All of the data below must be reproduced word for word, but without its images.

Raw data Block Start

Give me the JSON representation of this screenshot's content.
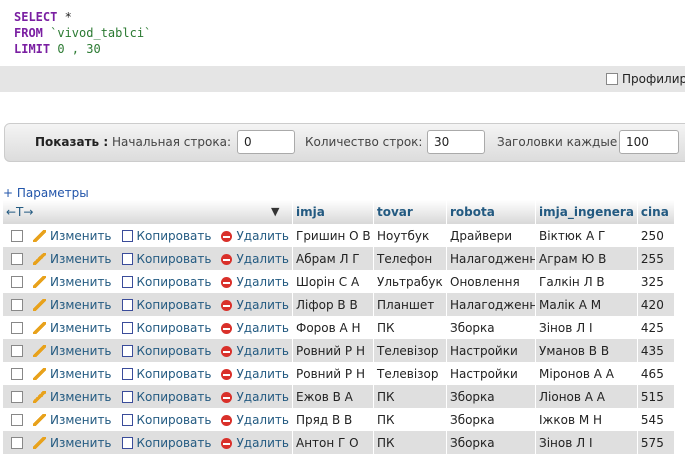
{
  "sql": {
    "line1_kw": "SELECT",
    "line1_rest": " *",
    "line2_kw": "FROM",
    "line2_rest": " `vivod_tablci`",
    "line3_kw": "LIMIT",
    "line3_rest": " 0 , 30",
    "profiling_label": "Профилир"
  },
  "nav": {
    "show_label": "Показать :",
    "start_label": "Начальная строка:",
    "start_value": "0",
    "count_label": "Количество строк:",
    "count_value": "30",
    "headers_label": "Заголовки каждые",
    "headers_value": "100"
  },
  "params_label": "+ Параметры",
  "table": {
    "arrows": "←T→",
    "sort_icon": "▼",
    "columns": [
      "imja",
      "tovar",
      "robota",
      "imja_ingenera",
      "cina"
    ],
    "action_labels": {
      "edit": "Изменить",
      "copy": "Копировать",
      "delete": "Удалить"
    },
    "rows": [
      [
        "Гришин О В",
        "Ноутбук",
        "Драйвери",
        "Віктюк А Г",
        "250"
      ],
      [
        "Абрам Л Г",
        "Телефон",
        "Налагодженн",
        "Аграм Ю В",
        "255"
      ],
      [
        "Шорін С А",
        "Ультрабук",
        "Оновлення",
        "Галкін Л В",
        "325"
      ],
      [
        "Ліфор В В",
        "Планшет",
        "Налагодженн",
        "Малік А М",
        "420"
      ],
      [
        "Форов А Н",
        "ПК",
        "Зборка",
        "Зінов Л І",
        "425"
      ],
      [
        "Ровний Р Н",
        "Телевізор",
        "Настройки",
        "Уманов В В",
        "435"
      ],
      [
        "Ровний Р Н",
        "Телевізор",
        "Настройки",
        "Міронов А А",
        "465"
      ],
      [
        "Ежов В А",
        "ПК",
        "Зборка",
        "Ліонов А А",
        "515"
      ],
      [
        "Пряд В В",
        "ПК",
        "Зборка",
        "Іжков М Н",
        "545"
      ],
      [
        "Антон Г О",
        "ПК",
        "Зборка",
        "Зінов Л І",
        "575"
      ]
    ]
  }
}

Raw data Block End

§ **Answer area**
Give me the JSON representation of this screenshot's content.
{
  "sql": {
    "line1_kw": "SELECT",
    "line1_rest": " *",
    "line2_kw": "FROM",
    "line2_rest": " `vivod_tablci`",
    "line3_kw": "LIMIT",
    "line3_rest": " 0 , 30",
    "profiling_label": "Профилир"
  },
  "nav": {
    "show_label": "Показать :",
    "start_label": "Начальная строка:",
    "start_value": "0",
    "count_label": "Количество строк:",
    "count_value": "30",
    "headers_label": "Заголовки каждые",
    "headers_value": "100"
  },
  "params_label": "+ Параметры",
  "table": {
    "arrows": "←T→",
    "sort_icon": "▼",
    "columns": [
      "imja",
      "tovar",
      "robota",
      "imja_ingenera",
      "cina"
    ],
    "action_labels": {
      "edit": "Изменить",
      "copy": "Копировать",
      "delete": "Удалить"
    },
    "rows": [
      [
        "Гришин О В",
        "Ноутбук",
        "Драйвери",
        "Віктюк А Г",
        "250"
      ],
      [
        "Абрам Л Г",
        "Телефон",
        "Налагодженн",
        "Аграм Ю В",
        "255"
      ],
      [
        "Шорін С А",
        "Ультрабук",
        "Оновлення",
        "Галкін Л В",
        "325"
      ],
      [
        "Ліфор В В",
        "Планшет",
        "Налагодженн",
        "Малік А М",
        "420"
      ],
      [
        "Форов А Н",
        "ПК",
        "Зборка",
        "Зінов Л І",
        "425"
      ],
      [
        "Ровний Р Н",
        "Телевізор",
        "Настройки",
        "Уманов В В",
        "435"
      ],
      [
        "Ровний Р Н",
        "Телевізор",
        "Настройки",
        "Міронов А А",
        "465"
      ],
      [
        "Ежов В А",
        "ПК",
        "Зборка",
        "Ліонов А А",
        "515"
      ],
      [
        "Пряд В В",
        "ПК",
        "Зборка",
        "Іжков М Н",
        "545"
      ],
      [
        "Антон Г О",
        "ПК",
        "Зборка",
        "Зінов Л І",
        "575"
      ]
    ]
  }
}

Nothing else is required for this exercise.